## [Task to complete]
Would you copy each line of the data below that has "icon"?

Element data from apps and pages
□ □ □ □
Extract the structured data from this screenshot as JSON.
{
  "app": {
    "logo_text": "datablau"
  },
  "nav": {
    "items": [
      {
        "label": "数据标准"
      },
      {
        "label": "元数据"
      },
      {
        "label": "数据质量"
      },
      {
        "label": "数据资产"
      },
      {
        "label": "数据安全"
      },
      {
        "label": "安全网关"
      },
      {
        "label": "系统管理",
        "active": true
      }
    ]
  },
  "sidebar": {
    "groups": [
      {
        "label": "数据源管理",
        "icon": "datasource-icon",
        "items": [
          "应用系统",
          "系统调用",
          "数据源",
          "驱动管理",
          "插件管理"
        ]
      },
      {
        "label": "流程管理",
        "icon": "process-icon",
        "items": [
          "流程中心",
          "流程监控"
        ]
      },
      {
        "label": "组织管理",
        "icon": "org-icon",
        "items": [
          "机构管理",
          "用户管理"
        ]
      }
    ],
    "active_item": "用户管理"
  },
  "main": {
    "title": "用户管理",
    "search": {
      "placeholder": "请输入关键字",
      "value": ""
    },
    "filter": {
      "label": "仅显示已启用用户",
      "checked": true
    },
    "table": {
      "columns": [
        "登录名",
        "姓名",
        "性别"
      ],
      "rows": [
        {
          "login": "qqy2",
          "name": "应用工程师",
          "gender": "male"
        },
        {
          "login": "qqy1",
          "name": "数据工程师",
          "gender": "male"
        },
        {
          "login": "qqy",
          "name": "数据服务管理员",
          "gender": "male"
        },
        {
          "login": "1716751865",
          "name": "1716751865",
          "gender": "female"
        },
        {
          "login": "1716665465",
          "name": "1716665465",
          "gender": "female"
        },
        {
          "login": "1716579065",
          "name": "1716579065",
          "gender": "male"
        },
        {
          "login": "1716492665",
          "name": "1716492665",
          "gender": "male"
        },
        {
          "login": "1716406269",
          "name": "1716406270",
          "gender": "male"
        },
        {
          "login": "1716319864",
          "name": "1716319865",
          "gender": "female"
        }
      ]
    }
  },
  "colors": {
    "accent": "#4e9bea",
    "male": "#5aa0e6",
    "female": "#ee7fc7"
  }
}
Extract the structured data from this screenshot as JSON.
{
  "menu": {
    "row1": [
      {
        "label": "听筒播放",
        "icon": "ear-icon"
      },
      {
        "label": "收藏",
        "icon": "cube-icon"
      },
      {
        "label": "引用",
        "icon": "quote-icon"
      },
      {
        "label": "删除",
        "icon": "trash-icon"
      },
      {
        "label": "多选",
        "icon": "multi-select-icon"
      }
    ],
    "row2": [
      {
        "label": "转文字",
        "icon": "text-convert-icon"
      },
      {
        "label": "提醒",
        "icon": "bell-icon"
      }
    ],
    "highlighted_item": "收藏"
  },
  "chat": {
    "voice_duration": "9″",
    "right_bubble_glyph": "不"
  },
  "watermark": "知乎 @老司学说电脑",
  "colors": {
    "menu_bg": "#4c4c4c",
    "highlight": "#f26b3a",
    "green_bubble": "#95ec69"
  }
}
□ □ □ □
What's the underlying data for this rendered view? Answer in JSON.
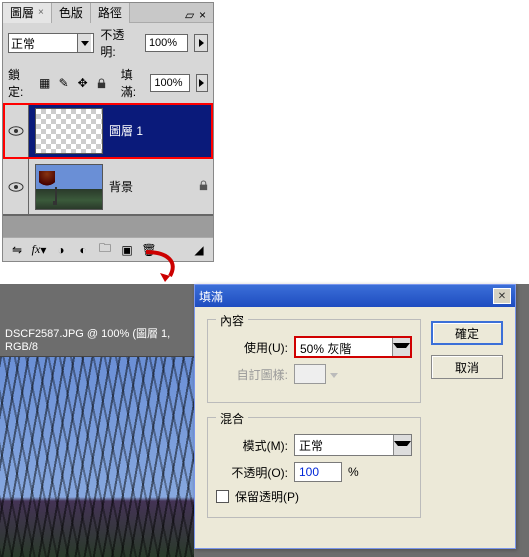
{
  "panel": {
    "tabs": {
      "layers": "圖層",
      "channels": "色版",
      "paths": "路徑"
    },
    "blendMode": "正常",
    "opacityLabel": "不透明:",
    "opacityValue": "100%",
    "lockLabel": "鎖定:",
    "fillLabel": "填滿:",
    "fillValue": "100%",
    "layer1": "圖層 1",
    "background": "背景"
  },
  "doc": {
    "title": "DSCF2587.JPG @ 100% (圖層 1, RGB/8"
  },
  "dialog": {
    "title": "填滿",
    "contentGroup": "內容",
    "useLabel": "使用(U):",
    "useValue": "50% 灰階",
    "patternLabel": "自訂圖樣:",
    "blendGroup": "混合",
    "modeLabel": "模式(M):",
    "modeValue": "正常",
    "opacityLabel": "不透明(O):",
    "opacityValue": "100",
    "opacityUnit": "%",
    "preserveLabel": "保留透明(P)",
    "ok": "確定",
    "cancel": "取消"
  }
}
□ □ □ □
## [Exercise response]
        "icon": "datasource-icon",
        "icon": "process-icon",
        "icon": "org-icon",
        "icon": "ear-icon"
        "icon": "cube-icon"
        "icon": "quote-icon"
        "icon": "trash-icon"
        "icon": "multi-select-icon"
        "icon": "text-convert-icon"
        "icon": "bell-icon"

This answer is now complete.